ACTIVITY:
Restate all entries word for word, minus pictures.

Stored items from a collection
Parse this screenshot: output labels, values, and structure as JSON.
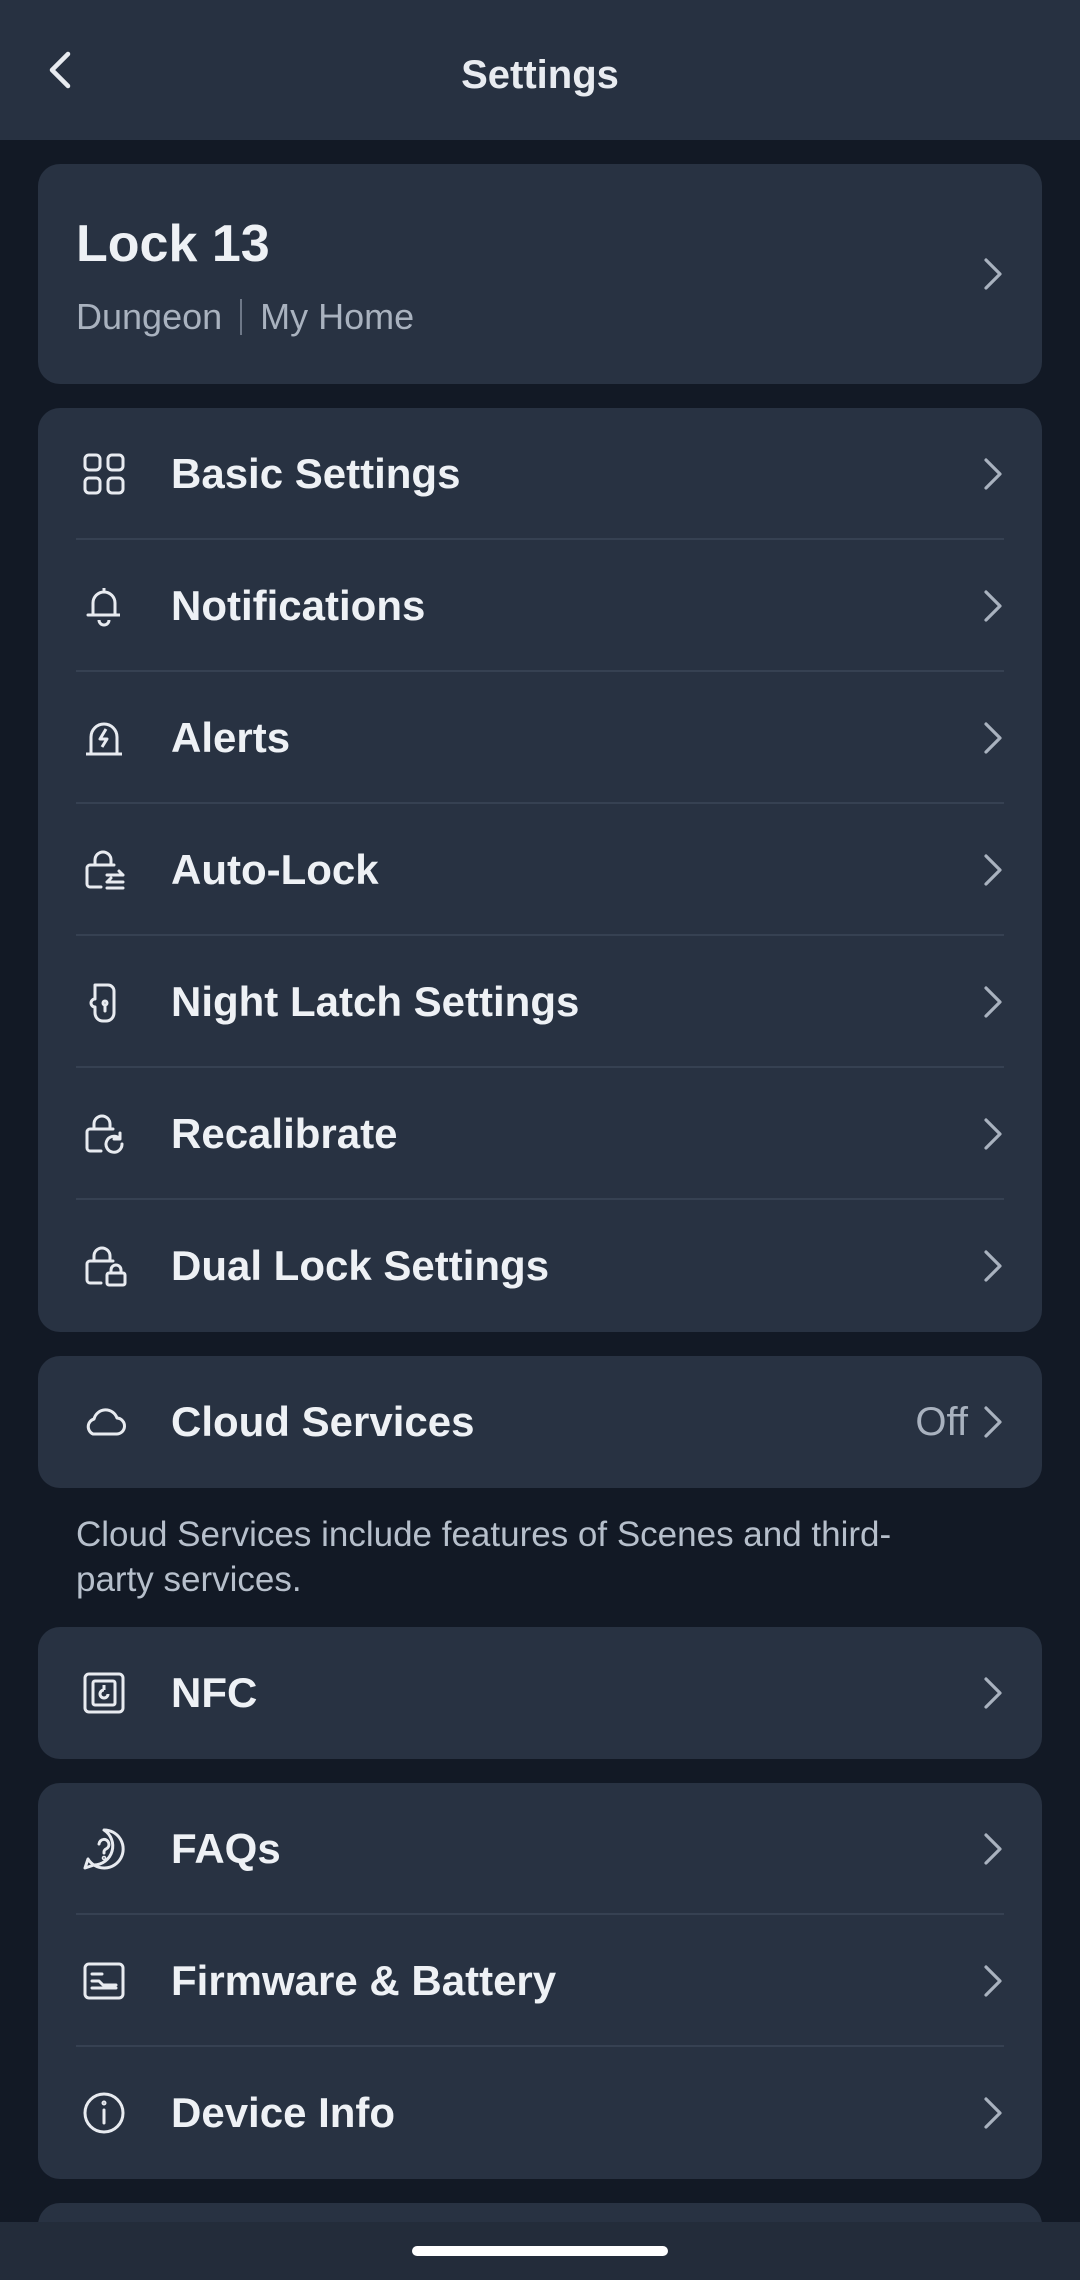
{
  "header": {
    "title": "Settings"
  },
  "device": {
    "name": "Lock 13",
    "room": "Dungeon",
    "home": "My Home"
  },
  "settings_items": [
    {
      "label": "Basic Settings",
      "icon": "grid-icon"
    },
    {
      "label": "Notifications",
      "icon": "bell-icon"
    },
    {
      "label": "Alerts",
      "icon": "alarm-icon"
    },
    {
      "label": "Auto-Lock",
      "icon": "auto-lock-icon"
    },
    {
      "label": "Night Latch Settings",
      "icon": "night-latch-icon"
    },
    {
      "label": "Recalibrate",
      "icon": "recalibrate-icon"
    },
    {
      "label": "Dual Lock Settings",
      "icon": "dual-lock-icon"
    }
  ],
  "cloud": {
    "label": "Cloud Services",
    "value": "Off",
    "description": "Cloud Services include features of Scenes and third-party services."
  },
  "nfc": {
    "label": "NFC"
  },
  "help_items": [
    {
      "label": "FAQs",
      "icon": "question-icon"
    },
    {
      "label": "Firmware & Battery",
      "icon": "firmware-icon"
    },
    {
      "label": "Device Info",
      "icon": "info-icon"
    }
  ],
  "colors": {
    "background": "#121925",
    "card": "#283242",
    "header": "#273141",
    "text": "#eef1f5",
    "secondary_text": "#a9b2bf"
  }
}
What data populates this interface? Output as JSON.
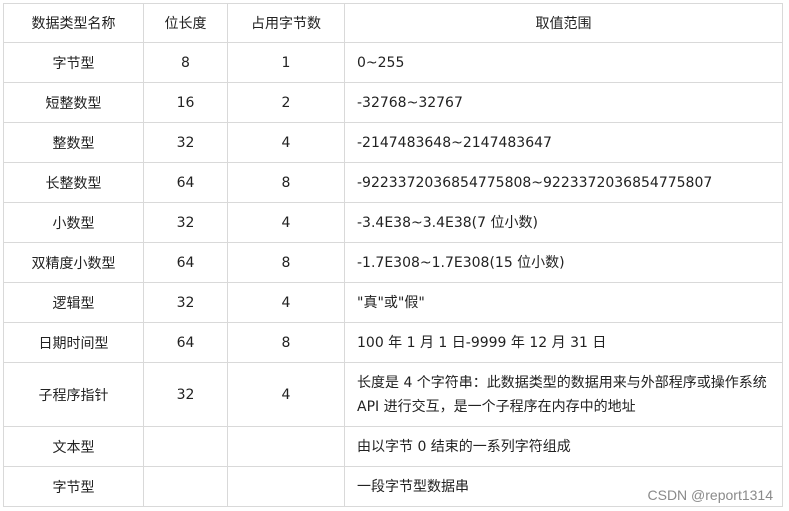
{
  "headers": [
    "数据类型名称",
    "位长度",
    "占用字节数",
    "取值范围"
  ],
  "rows": [
    {
      "name": "字节型",
      "bits": "8",
      "bytes": "1",
      "range": "0~255"
    },
    {
      "name": "短整数型",
      "bits": "16",
      "bytes": "2",
      "range": "-32768~32767"
    },
    {
      "name": "整数型",
      "bits": "32",
      "bytes": "4",
      "range": "-2147483648~2147483647"
    },
    {
      "name": "长整数型",
      "bits": "64",
      "bytes": "8",
      "range": "-9223372036854775808~9223372036854775807"
    },
    {
      "name": "小数型",
      "bits": "32",
      "bytes": "4",
      "range": "-3.4E38~3.4E38(7 位小数)"
    },
    {
      "name": "双精度小数型",
      "bits": "64",
      "bytes": "8",
      "range": "-1.7E308~1.7E308(15 位小数)"
    },
    {
      "name": "逻辑型",
      "bits": "32",
      "bytes": "4",
      "range": "\"真\"或\"假\""
    },
    {
      "name": "日期时间型",
      "bits": "64",
      "bytes": "8",
      "range": "100 年 1 月 1 日-9999 年 12 月 31 日"
    },
    {
      "name": "子程序指针",
      "bits": "32",
      "bytes": "4",
      "range": "长度是 4 个字符串：此数据类型的数据用来与外部程序或操作系统 API 进行交互，是一个子程序在内存中的地址"
    },
    {
      "name": "文本型",
      "bits": "",
      "bytes": "",
      "range": "由以字节 0 结束的一系列字符组成"
    },
    {
      "name": "字节型",
      "bits": "",
      "bytes": "",
      "range": "一段字节型数据串"
    }
  ],
  "watermark": "CSDN @report1314"
}
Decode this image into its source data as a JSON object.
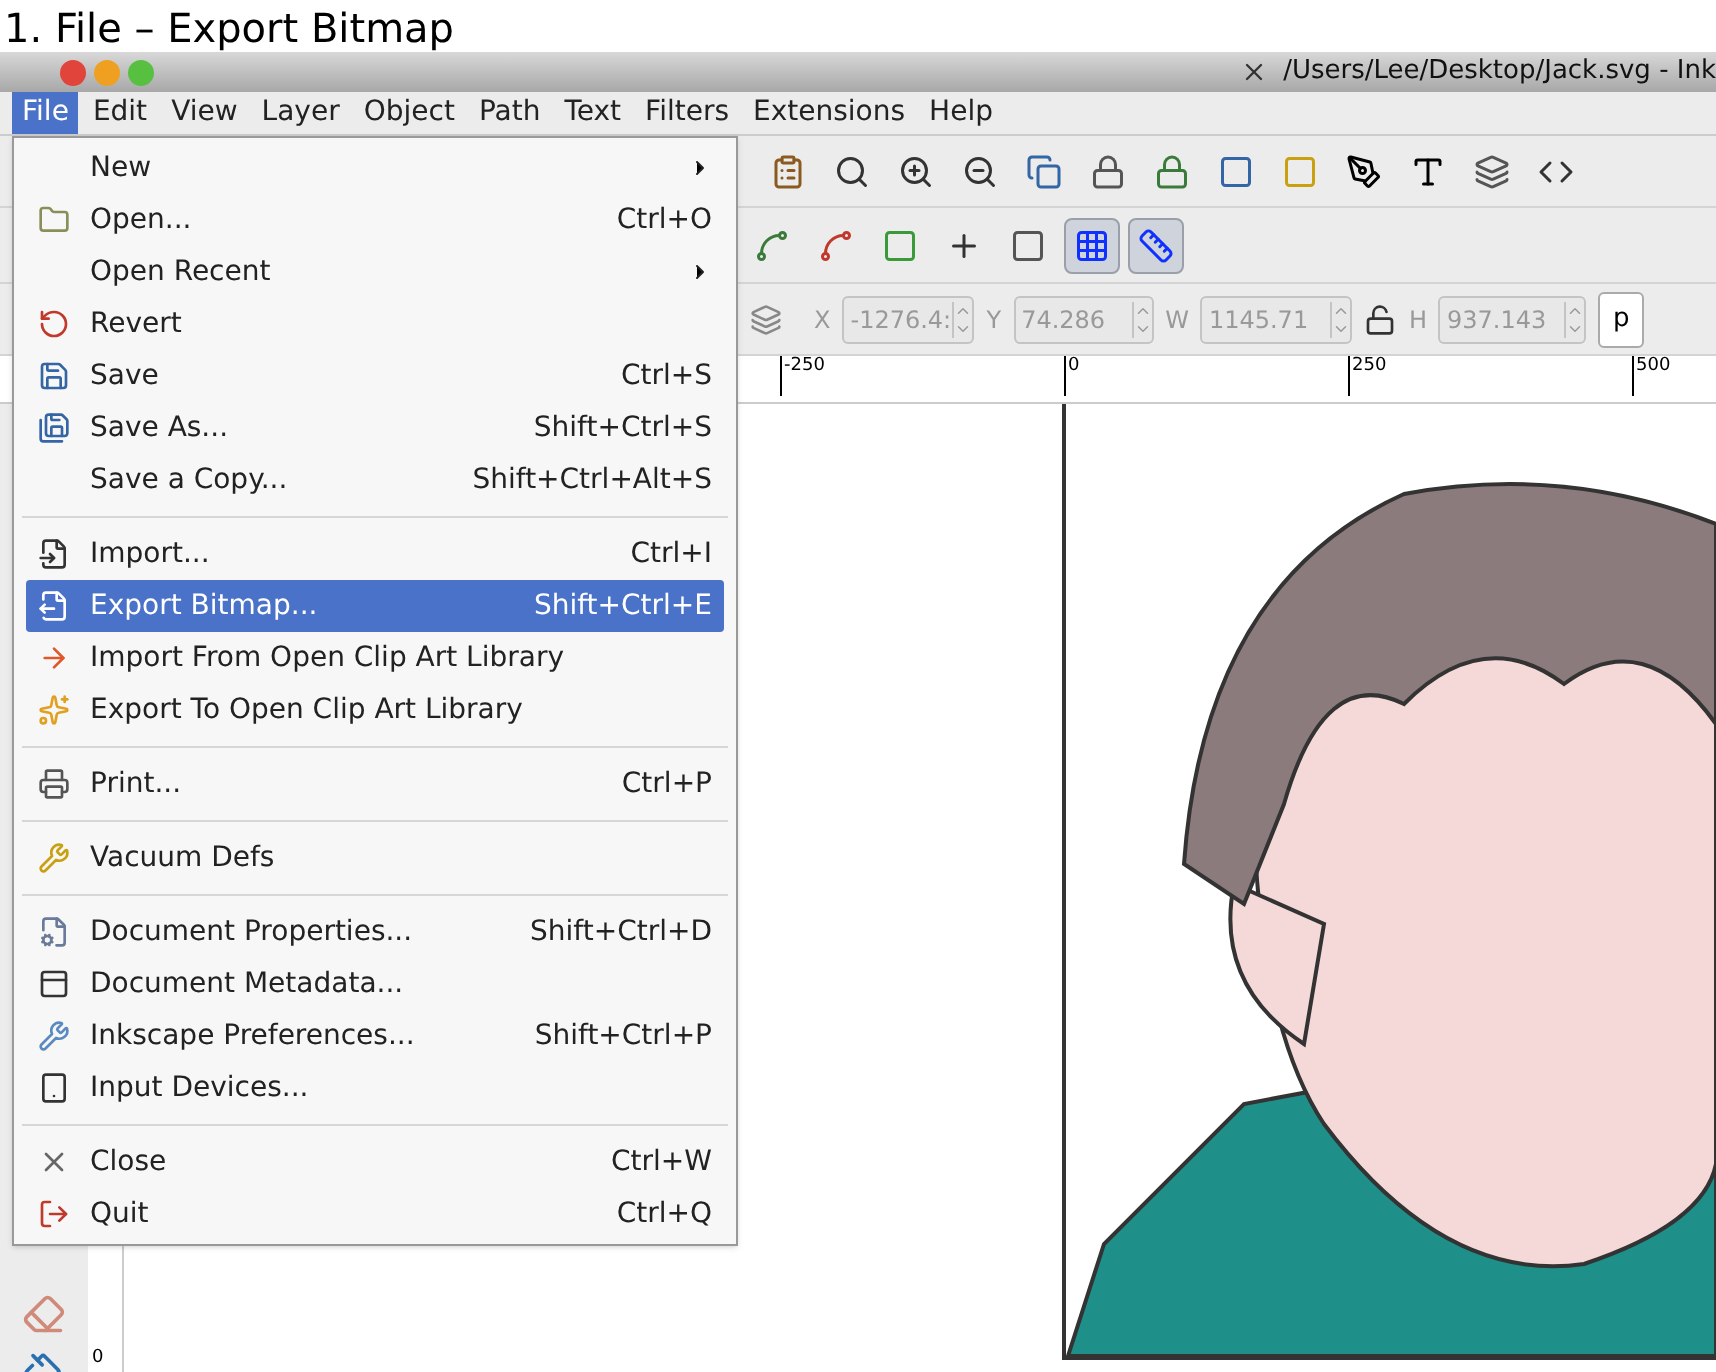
{
  "heading": "1. File – Export Bitmap",
  "window": {
    "title": "/Users/Lee/Desktop/Jack.svg - Ink"
  },
  "menubar": [
    {
      "label": "File",
      "selected": true
    },
    {
      "label": "Edit",
      "selected": false
    },
    {
      "label": "View",
      "selected": false
    },
    {
      "label": "Layer",
      "selected": false
    },
    {
      "label": "Object",
      "selected": false
    },
    {
      "label": "Path",
      "selected": false
    },
    {
      "label": "Text",
      "selected": false
    },
    {
      "label": "Filters",
      "selected": false
    },
    {
      "label": "Extensions",
      "selected": false
    },
    {
      "label": "Help",
      "selected": false
    }
  ],
  "file_menu": [
    [
      {
        "label": "New",
        "submenu": true,
        "selected": false
      },
      {
        "label": "Open...",
        "shortcut": "Ctrl+O",
        "selected": false
      },
      {
        "label": "Open Recent",
        "submenu": true,
        "selected": false
      },
      {
        "label": "Revert",
        "selected": false
      },
      {
        "label": "Save",
        "shortcut": "Ctrl+S",
        "selected": false
      },
      {
        "label": "Save As...",
        "shortcut": "Shift+Ctrl+S",
        "selected": false
      },
      {
        "label": "Save a Copy...",
        "shortcut": "Shift+Ctrl+Alt+S",
        "selected": false
      }
    ],
    [
      {
        "label": "Import...",
        "shortcut": "Ctrl+I",
        "selected": false
      },
      {
        "label": "Export Bitmap...",
        "shortcut": "Shift+Ctrl+E",
        "selected": true
      },
      {
        "label": "Import From Open Clip Art Library",
        "selected": false
      },
      {
        "label": "Export To Open Clip Art Library",
        "selected": false
      }
    ],
    [
      {
        "label": "Print...",
        "shortcut": "Ctrl+P",
        "selected": false
      }
    ],
    [
      {
        "label": "Vacuum Defs",
        "selected": false
      }
    ],
    [
      {
        "label": "Document Properties...",
        "shortcut": "Shift+Ctrl+D",
        "selected": false
      },
      {
        "label": "Document Metadata...",
        "selected": false
      },
      {
        "label": "Inkscape Preferences...",
        "shortcut": "Shift+Ctrl+P",
        "selected": false
      },
      {
        "label": "Input Devices...",
        "selected": false
      }
    ],
    [
      {
        "label": "Close",
        "shortcut": "Ctrl+W",
        "selected": false
      },
      {
        "label": "Quit",
        "shortcut": "Ctrl+Q",
        "selected": false
      }
    ]
  ],
  "snap_toggles": [
    {
      "on": false
    },
    {
      "on": false
    },
    {
      "on": false
    },
    {
      "on": false
    },
    {
      "on": false
    },
    {
      "on": true
    },
    {
      "on": true
    }
  ],
  "select_toolbar": {
    "fields": [
      {
        "label": "X",
        "value": "-1276.4:",
        "disabled": true
      },
      {
        "label": "Y",
        "value": "74.286",
        "disabled": true
      },
      {
        "label": "W",
        "value": "1145.71",
        "disabled": true
      },
      {
        "label": "H",
        "value": "937.143",
        "disabled": true
      }
    ],
    "unit_button": "p"
  },
  "ruler": [
    "-250",
    "0",
    "250",
    "500"
  ],
  "vertical_ruler": [
    "0"
  ]
}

WRITTEN ANSWER:
Parse this screenshot: output labels, values, and structure as JSON.
{
  "header": {
    "title": "Settings"
  },
  "device": {
    "name": "Lock 13",
    "room": "Dungeon",
    "home": "My Home"
  },
  "settings_items": [
    {
      "label": "Basic Settings",
      "icon": "grid-icon"
    },
    {
      "label": "Notifications",
      "icon": "bell-icon"
    },
    {
      "label": "Alerts",
      "icon": "alarm-icon"
    },
    {
      "label": "Auto-Lock",
      "icon": "auto-lock-icon"
    },
    {
      "label": "Night Latch Settings",
      "icon": "night-latch-icon"
    },
    {
      "label": "Recalibrate",
      "icon": "recalibrate-icon"
    },
    {
      "label": "Dual Lock Settings",
      "icon": "dual-lock-icon"
    }
  ],
  "cloud": {
    "label": "Cloud Services",
    "value": "Off",
    "description": "Cloud Services include features of Scenes and third-party services."
  },
  "nfc": {
    "label": "NFC"
  },
  "help_items": [
    {
      "label": "FAQs",
      "icon": "question-icon"
    },
    {
      "label": "Firmware & Battery",
      "icon": "firmware-icon"
    },
    {
      "label": "Device Info",
      "icon": "info-icon"
    }
  ],
  "colors": {
    "background": "#121925",
    "card": "#283242",
    "header": "#273141",
    "text": "#eef1f5",
    "secondary_text": "#a9b2bf"
  }
}
What data populates this interface? Output as JSON.
{
  "headers": [
    "数据类型名称",
    "位长度",
    "占用字节数",
    "取值范围"
  ],
  "rows": [
    {
      "name": "字节型",
      "bits": "8",
      "bytes": "1",
      "range": "0~255"
    },
    {
      "name": "短整数型",
      "bits": "16",
      "bytes": "2",
      "range": "-32768~32767"
    },
    {
      "name": "整数型",
      "bits": "32",
      "bytes": "4",
      "range": "-2147483648~2147483647"
    },
    {
      "name": "长整数型",
      "bits": "64",
      "bytes": "8",
      "range": "-9223372036854775808~9223372036854775807"
    },
    {
      "name": "小数型",
      "bits": "32",
      "bytes": "4",
      "range": "-3.4E38~3.4E38(7 位小数)"
    },
    {
      "name": "双精度小数型",
      "bits": "64",
      "bytes": "8",
      "range": "-1.7E308~1.7E308(15 位小数)"
    },
    {
      "name": "逻辑型",
      "bits": "32",
      "bytes": "4",
      "range": "\"真\"或\"假\""
    },
    {
      "name": "日期时间型",
      "bits": "64",
      "bytes": "8",
      "range": "100 年 1 月 1 日-9999 年 12 月 31 日"
    },
    {
      "name": "子程序指针",
      "bits": "32",
      "bytes": "4",
      "range": "长度是 4 个字符串：此数据类型的数据用来与外部程序或操作系统 API 进行交互，是一个子程序在内存中的地址"
    },
    {
      "name": "文本型",
      "bits": "",
      "bytes": "",
      "range": "由以字节 0 结束的一系列字符组成"
    },
    {
      "name": "字节型",
      "bits": "",
      "bytes": "",
      "range": "一段字节型数据串"
    }
  ],
  "watermark": "CSDN @report1314"
}
Decode this image into its source data as a JSON object.
{
  "heading": "1. File – Export Bitmap",
  "window": {
    "title": "/Users/Lee/Desktop/Jack.svg - Ink"
  },
  "menubar": [
    {
      "label": "File",
      "selected": true
    },
    {
      "label": "Edit",
      "selected": false
    },
    {
      "label": "View",
      "selected": false
    },
    {
      "label": "Layer",
      "selected": false
    },
    {
      "label": "Object",
      "selected": false
    },
    {
      "label": "Path",
      "selected": false
    },
    {
      "label": "Text",
      "selected": false
    },
    {
      "label": "Filters",
      "selected": false
    },
    {
      "label": "Extensions",
      "selected": false
    },
    {
      "label": "Help",
      "selected": false
    }
  ],
  "file_menu": [
    [
      {
        "label": "New",
        "submenu": true,
        "selected": false
      },
      {
        "label": "Open...",
        "shortcut": "Ctrl+O",
        "selected": false
      },
      {
        "label": "Open Recent",
        "submenu": true,
        "selected": false
      },
      {
        "label": "Revert",
        "selected": false
      },
      {
        "label": "Save",
        "shortcut": "Ctrl+S",
        "selected": false
      },
      {
        "label": "Save As...",
        "shortcut": "Shift+Ctrl+S",
        "selected": false
      },
      {
        "label": "Save a Copy...",
        "shortcut": "Shift+Ctrl+Alt+S",
        "selected": false
      }
    ],
    [
      {
        "label": "Import...",
        "shortcut": "Ctrl+I",
        "selected": false
      },
      {
        "label": "Export Bitmap...",
        "shortcut": "Shift+Ctrl+E",
        "selected": true
      },
      {
        "label": "Import From Open Clip Art Library",
        "selected": false
      },
      {
        "label": "Export To Open Clip Art Library",
        "selected": false
      }
    ],
    [
      {
        "label": "Print...",
        "shortcut": "Ctrl+P",
        "selected": false
      }
    ],
    [
      {
        "label": "Vacuum Defs",
        "selected": false
      }
    ],
    [
      {
        "label": "Document Properties...",
        "shortcut": "Shift+Ctrl+D",
        "selected": false
      },
      {
        "label": "Document Metadata...",
        "selected": false
      },
      {
        "label": "Inkscape Preferences...",
        "shortcut": "Shift+Ctrl+P",
        "selected": false
      },
      {
        "label": "Input Devices...",
        "selected": false
      }
    ],
    [
      {
        "label": "Close",
        "shortcut": "Ctrl+W",
        "selected": false
      },
      {
        "label": "Quit",
        "shortcut": "Ctrl+Q",
        "selected": false
      }
    ]
  ],
  "snap_toggles": [
    {
      "on": false
    },
    {
      "on": false
    },
    {
      "on": false
    },
    {
      "on": false
    },
    {
      "on": false
    },
    {
      "on": true
    },
    {
      "on": true
    }
  ],
  "select_toolbar": {
    "fields": [
      {
        "label": "X",
        "value": "-1276.4:",
        "disabled": true
      },
      {
        "label": "Y",
        "value": "74.286",
        "disabled": true
      },
      {
        "label": "W",
        "value": "1145.71",
        "disabled": true
      },
      {
        "label": "H",
        "value": "937.143",
        "disabled": true
      }
    ],
    "unit_button": "p"
  },
  "ruler": [
    "-250",
    "0",
    "250",
    "500"
  ],
  "vertical_ruler": [
    "0"
  ]
}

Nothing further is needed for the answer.